— The problem —
For each line below that holds the word "Size", make a copy.

— Extracted material —
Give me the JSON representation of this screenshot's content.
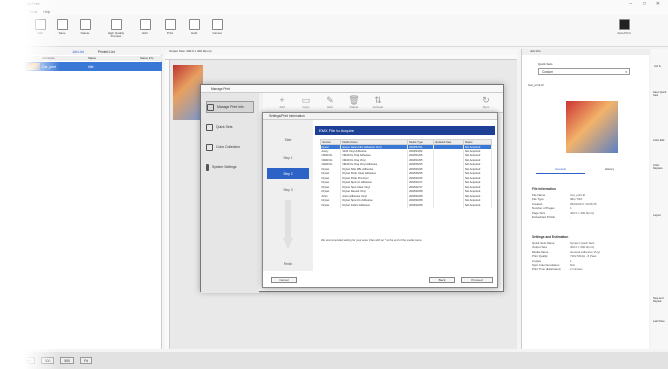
{
  "app": {
    "title": "Epson Edge Print",
    "menu": [
      "File",
      "Edit",
      "Tools",
      "Help"
    ]
  },
  "ribbon": [
    {
      "label": "Add",
      "icon": "add-icon"
    },
    {
      "label": "Save",
      "icon": "save-icon"
    },
    {
      "label": "Delete",
      "icon": "delete-icon"
    },
    {
      "label": "High Quality Preview",
      "icon": "preview-icon"
    },
    {
      "label": "Edit",
      "icon": "edit-icon"
    },
    {
      "label": "Print",
      "icon": "print-icon"
    },
    {
      "label": "Hold",
      "icon": "hold-icon"
    },
    {
      "label": "Cancel",
      "icon": "cancel-icon"
    }
  ],
  "ribbon_right": {
    "label": "Auto Print"
  },
  "left": {
    "tabs": [
      "Job List",
      "Printed List"
    ],
    "columns": [
      "Job Name",
      "Status",
      "Status Info"
    ],
    "row": {
      "name": "Car_print",
      "status": "Idle"
    }
  },
  "center": {
    "header": "Output Size: 400.0 x 300.0(mm)"
  },
  "right": {
    "header": "Job Info",
    "quick_label": "Quick Sets",
    "quick_value": "Custom",
    "job_name": "Car_print.tif",
    "tabs": [
      "General",
      "History"
    ],
    "file_title": "File Information",
    "file_rows": [
      [
        "File Name",
        "Car_print.tif"
      ],
      [
        "File Type",
        "IMG.TIFF"
      ],
      [
        "Created",
        "06/01/2017 10:06:25"
      ],
      [
        "Number of Pages",
        "1"
      ],
      [
        "Page Size",
        "400.0 x 300.0(mm)"
      ],
      [
        "Embedded Profile",
        "-"
      ]
    ],
    "settings_title": "Settings and Estimation",
    "settings_rows": [
      [
        "Quick Sets Name",
        "System Quick Sets"
      ],
      [
        "Output Size",
        "400.0 x 300.0(mm)"
      ],
      [
        "Media Name",
        "General Adhesive Vinyl"
      ],
      [
        "Print Quality",
        "720x720dpi - 8 Pass"
      ],
      [
        "Copies",
        "1"
      ],
      [
        "Spot Color Emulation",
        "N/A"
      ],
      [
        "Print Time (Estimated)",
        "2 minutes"
      ]
    ]
  },
  "far": [
    "Job S..",
    "Save Quick Sets",
    "Color Edit",
    "Color Replace",
    "Layout",
    "Step and Repeat",
    "Last Pane"
  ],
  "status": [
    "100%",
    "300",
    "500",
    "Fit"
  ],
  "dlg1": {
    "title": "Manage Print",
    "items": [
      "Manage Print Info",
      "Quick Sets",
      "Color Collection",
      "System Settings"
    ],
    "toolbar": [
      "Add",
      "Copy",
      "Edit",
      "Delete",
      "Activate",
      "Sync"
    ]
  },
  "dlg2": {
    "title": "Settings/Print Information",
    "steps": [
      "Start",
      "Step 1",
      "Step 2",
      "Step 3",
      "Finish"
    ],
    "heading": "EMX File to Acquire",
    "columns": [
      "Version",
      "Media Name",
      "Media Type",
      "Updated Date",
      "Status"
    ],
    "rows": [
      [
        "Epson",
        "Epson Gloss Film Adhesive Vinyl",
        "2018/07/01",
        "",
        "Not Acquired"
      ],
      [
        "Avery",
        "3100 Vinyl Adhesive",
        "2018/01/02",
        "",
        "Not Acquired"
      ],
      [
        "ORAFOL",
        "ORAFOL Oraj Adhesive",
        "2018/01/06",
        "",
        "Not Acquired"
      ],
      [
        "ORAFOL",
        "ORAFOL Oraj Vinyl",
        "2018/01/05",
        "",
        "Not Acquired"
      ],
      [
        "ORAFOL",
        "ORAFOL Oraj Vinyl Adhesive",
        "2018/05/25",
        "",
        "Not Acquired"
      ],
      [
        "Drytac",
        "Drytac Stile FBL Adhesive",
        "2018/03/25",
        "",
        "Not Acquired"
      ],
      [
        "Drytac",
        "Drytac Polar Clear Adhesive",
        "2018/05/25",
        "",
        "Not Acquired"
      ],
      [
        "Drytac",
        "Drytac Polar Premium",
        "2018/02/25",
        "",
        "Not Acquired"
      ],
      [
        "Drytac",
        "Drytac Spot-on Adhesive",
        "2018/02/17",
        "",
        "Not Acquired"
      ],
      [
        "Drytac",
        "Drytac Spot Clear Vinyl",
        "2018/02/17",
        "",
        "Not Acquired"
      ],
      [
        "Drytac",
        "Drytac Reveal Vinyl",
        "2018/02/08",
        "",
        "Not Acquired"
      ],
      [
        "Arlon",
        "Arlon Adhesive Vinyl",
        "2018/02/08",
        "",
        "Not Acquired"
      ],
      [
        "Drytac",
        "Drytac Spot-On Adhesive",
        "2018/02/08",
        "",
        "Not Acquired"
      ],
      [
        "Drytac",
        "Drytac Fabric Adhesive",
        "2018/02/08",
        "",
        "Not Acquired"
      ]
    ],
    "note": "We recommended setting for your area. Files with an * at the end of the media name.",
    "buttons": {
      "cancel": "Cancel",
      "back": "Back",
      "proceed": "Proceed"
    }
  }
}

— The completed task —
    "header": "Output Size: 400.0 x 300.0(mm)"
        "Page Size",
        "Output Size",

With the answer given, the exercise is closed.